Available data section start

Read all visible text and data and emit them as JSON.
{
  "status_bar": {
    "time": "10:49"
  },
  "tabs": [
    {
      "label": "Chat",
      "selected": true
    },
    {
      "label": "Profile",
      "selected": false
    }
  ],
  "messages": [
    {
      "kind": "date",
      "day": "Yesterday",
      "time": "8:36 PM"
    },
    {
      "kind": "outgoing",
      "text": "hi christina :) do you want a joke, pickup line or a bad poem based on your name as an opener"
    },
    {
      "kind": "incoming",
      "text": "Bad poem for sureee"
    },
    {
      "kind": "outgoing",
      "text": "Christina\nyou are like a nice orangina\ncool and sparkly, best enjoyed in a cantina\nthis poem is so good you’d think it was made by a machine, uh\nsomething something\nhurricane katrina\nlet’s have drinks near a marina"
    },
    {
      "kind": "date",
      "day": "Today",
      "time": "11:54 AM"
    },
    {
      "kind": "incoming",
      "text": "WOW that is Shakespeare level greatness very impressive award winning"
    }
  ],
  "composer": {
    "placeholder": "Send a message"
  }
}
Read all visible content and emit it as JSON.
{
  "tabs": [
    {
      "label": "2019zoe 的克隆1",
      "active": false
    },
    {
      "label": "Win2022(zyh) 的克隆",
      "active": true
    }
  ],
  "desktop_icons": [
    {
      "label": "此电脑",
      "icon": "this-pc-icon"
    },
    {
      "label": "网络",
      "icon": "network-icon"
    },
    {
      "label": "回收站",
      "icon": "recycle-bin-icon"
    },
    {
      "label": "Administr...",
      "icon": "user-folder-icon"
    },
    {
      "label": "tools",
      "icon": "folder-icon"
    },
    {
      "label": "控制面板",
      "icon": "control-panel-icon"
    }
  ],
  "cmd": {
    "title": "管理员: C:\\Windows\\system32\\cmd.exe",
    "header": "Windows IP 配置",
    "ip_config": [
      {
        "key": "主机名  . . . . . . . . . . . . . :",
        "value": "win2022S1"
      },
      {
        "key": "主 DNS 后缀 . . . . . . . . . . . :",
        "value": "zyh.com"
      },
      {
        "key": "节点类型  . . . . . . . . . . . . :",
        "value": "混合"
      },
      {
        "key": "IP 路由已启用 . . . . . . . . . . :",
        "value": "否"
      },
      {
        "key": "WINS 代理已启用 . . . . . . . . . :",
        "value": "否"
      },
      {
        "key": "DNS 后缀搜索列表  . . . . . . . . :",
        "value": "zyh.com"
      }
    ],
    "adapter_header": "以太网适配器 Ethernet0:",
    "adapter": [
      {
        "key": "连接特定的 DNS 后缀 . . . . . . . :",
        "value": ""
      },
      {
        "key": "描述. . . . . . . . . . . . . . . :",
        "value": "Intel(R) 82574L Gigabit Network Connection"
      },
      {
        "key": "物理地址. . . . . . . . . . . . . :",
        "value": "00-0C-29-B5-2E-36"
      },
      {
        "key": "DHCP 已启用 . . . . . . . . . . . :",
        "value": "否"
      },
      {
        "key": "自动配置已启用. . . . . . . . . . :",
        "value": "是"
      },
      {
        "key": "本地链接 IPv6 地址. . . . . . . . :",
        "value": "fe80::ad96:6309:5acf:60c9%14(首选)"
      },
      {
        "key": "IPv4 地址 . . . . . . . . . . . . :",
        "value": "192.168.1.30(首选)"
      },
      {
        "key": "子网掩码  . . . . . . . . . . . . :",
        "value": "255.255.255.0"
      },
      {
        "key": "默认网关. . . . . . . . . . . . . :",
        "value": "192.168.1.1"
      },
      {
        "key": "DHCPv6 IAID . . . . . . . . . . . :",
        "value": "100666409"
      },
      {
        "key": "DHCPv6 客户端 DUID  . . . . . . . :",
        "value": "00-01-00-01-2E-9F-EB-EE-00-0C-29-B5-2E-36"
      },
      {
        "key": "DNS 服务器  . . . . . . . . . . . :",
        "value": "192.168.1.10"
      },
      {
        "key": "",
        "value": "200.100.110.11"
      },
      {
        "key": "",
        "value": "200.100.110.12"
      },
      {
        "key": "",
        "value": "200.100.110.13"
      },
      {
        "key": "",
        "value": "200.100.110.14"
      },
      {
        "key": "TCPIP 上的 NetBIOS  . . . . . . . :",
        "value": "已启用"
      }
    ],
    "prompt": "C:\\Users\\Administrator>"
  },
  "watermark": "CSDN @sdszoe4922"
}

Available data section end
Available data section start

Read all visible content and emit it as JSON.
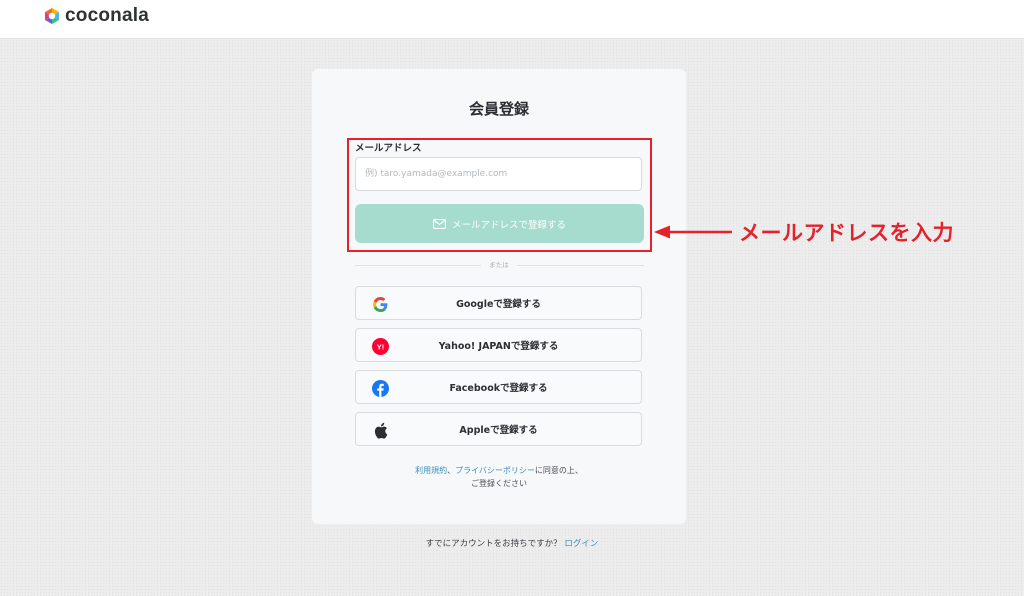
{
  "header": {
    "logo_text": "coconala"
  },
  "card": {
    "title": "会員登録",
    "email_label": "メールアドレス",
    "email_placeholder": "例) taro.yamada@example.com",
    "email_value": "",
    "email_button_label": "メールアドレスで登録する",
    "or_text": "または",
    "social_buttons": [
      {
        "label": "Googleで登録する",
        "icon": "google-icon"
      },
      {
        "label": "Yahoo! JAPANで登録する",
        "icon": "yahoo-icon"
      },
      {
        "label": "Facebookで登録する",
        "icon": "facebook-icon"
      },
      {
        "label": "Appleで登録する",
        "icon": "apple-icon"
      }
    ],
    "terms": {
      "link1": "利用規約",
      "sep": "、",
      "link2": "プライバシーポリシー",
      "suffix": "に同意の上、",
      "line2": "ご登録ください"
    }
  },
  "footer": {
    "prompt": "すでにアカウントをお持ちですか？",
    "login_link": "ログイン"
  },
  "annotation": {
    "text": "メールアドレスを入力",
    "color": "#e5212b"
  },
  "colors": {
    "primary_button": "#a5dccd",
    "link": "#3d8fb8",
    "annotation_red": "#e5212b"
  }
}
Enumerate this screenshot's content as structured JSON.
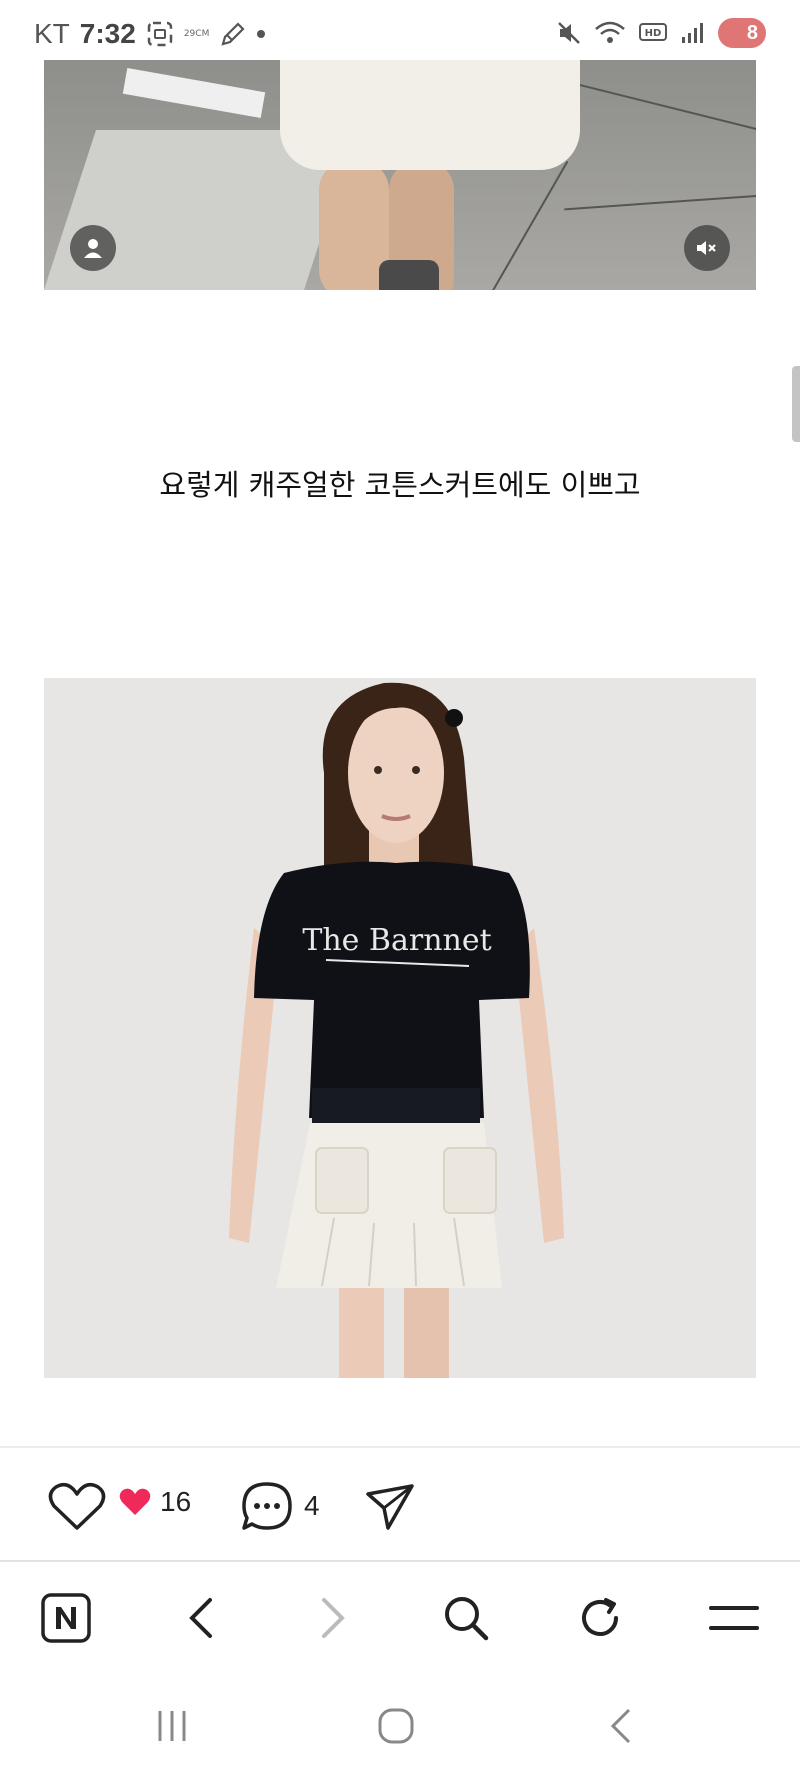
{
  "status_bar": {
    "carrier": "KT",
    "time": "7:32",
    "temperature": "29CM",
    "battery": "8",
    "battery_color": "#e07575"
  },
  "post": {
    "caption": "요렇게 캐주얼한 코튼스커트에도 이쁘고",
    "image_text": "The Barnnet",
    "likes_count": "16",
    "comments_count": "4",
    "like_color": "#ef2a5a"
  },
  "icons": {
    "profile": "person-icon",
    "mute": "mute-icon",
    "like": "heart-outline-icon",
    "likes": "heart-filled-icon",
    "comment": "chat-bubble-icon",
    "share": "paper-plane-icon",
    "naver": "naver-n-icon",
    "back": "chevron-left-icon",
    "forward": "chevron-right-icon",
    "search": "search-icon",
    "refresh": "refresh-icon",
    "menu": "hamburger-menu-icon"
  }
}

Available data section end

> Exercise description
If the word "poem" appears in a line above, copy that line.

> Output of the task
      "text": "hi christina :) do you want a joke, pickup line or a bad poem based on your name as an opener"
      "text": "Bad poem for sureee"
      "text": "Christina\nyou are like a nice orangina\ncool and sparkly, best enjoyed in a cantina\nthis poem is so good you’d think it was made by a machine, uh\nsomething something\nhurricane katrina\nlet’s have drinks near a marina"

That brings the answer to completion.